== TASK BRIEF ==
How many of the lines below hold "Inspection"? Only the number, please.

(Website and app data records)

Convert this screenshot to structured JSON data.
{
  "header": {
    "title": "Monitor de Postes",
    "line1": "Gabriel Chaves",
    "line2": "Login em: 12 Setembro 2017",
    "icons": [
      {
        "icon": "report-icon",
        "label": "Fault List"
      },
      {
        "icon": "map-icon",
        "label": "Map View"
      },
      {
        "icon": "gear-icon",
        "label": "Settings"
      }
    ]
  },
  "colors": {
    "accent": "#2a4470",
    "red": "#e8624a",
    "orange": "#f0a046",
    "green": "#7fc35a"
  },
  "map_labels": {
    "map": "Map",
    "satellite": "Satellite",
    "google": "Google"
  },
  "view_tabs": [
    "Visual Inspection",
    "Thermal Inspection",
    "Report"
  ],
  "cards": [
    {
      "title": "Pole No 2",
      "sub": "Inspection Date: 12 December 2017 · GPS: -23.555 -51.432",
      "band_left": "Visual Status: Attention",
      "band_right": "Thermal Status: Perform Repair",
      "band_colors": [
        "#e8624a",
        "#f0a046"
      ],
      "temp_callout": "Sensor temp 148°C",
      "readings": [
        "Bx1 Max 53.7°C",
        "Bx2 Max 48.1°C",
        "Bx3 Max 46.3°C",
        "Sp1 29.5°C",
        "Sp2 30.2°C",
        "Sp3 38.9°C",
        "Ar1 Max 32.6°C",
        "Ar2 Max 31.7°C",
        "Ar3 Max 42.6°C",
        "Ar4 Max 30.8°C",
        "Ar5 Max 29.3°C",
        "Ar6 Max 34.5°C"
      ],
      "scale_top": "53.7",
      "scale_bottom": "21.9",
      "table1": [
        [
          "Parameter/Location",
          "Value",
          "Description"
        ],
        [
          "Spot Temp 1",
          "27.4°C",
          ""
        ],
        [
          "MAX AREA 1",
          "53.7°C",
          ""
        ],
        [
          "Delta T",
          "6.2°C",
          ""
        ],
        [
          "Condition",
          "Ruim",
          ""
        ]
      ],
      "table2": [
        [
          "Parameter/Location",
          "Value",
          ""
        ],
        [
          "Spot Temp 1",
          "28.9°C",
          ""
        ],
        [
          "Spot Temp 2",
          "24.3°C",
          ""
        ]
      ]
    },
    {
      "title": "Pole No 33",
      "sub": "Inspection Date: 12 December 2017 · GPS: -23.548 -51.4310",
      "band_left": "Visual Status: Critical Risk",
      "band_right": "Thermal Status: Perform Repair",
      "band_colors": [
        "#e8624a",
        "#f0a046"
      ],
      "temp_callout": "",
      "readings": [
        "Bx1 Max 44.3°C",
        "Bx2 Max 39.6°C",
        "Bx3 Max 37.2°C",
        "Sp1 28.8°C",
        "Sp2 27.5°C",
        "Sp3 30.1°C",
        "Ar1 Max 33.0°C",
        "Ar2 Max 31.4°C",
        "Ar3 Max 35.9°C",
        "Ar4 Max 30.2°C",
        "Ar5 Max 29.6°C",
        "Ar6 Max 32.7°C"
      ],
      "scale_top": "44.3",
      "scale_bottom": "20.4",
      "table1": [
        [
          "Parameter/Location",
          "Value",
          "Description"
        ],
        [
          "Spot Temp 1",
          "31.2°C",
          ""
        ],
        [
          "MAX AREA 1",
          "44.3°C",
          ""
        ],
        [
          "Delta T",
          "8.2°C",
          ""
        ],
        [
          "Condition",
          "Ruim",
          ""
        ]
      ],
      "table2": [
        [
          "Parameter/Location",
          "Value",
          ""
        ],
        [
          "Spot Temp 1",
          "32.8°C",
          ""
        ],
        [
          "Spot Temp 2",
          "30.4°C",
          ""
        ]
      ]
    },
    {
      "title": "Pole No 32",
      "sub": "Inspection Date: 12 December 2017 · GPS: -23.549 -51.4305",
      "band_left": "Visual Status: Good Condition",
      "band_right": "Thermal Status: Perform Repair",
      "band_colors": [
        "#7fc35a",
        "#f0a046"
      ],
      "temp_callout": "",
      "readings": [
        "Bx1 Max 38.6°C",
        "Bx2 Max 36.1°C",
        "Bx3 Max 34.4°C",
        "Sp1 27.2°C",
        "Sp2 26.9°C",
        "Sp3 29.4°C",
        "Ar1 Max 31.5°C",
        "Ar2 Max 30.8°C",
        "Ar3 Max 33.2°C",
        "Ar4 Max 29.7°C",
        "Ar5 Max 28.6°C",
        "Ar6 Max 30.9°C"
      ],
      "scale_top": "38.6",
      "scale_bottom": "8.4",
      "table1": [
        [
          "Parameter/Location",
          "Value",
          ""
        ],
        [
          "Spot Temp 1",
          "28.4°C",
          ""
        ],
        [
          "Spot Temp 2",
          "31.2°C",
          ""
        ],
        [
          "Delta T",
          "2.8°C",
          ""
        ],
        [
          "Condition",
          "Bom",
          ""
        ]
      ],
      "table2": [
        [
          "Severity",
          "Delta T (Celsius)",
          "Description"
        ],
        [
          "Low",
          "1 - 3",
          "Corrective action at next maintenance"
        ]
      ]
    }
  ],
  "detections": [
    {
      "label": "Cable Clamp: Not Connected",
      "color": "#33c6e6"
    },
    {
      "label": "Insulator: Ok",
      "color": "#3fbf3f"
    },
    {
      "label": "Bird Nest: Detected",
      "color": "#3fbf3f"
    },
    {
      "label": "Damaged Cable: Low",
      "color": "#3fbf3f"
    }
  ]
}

== ANSWER SECTION ==
5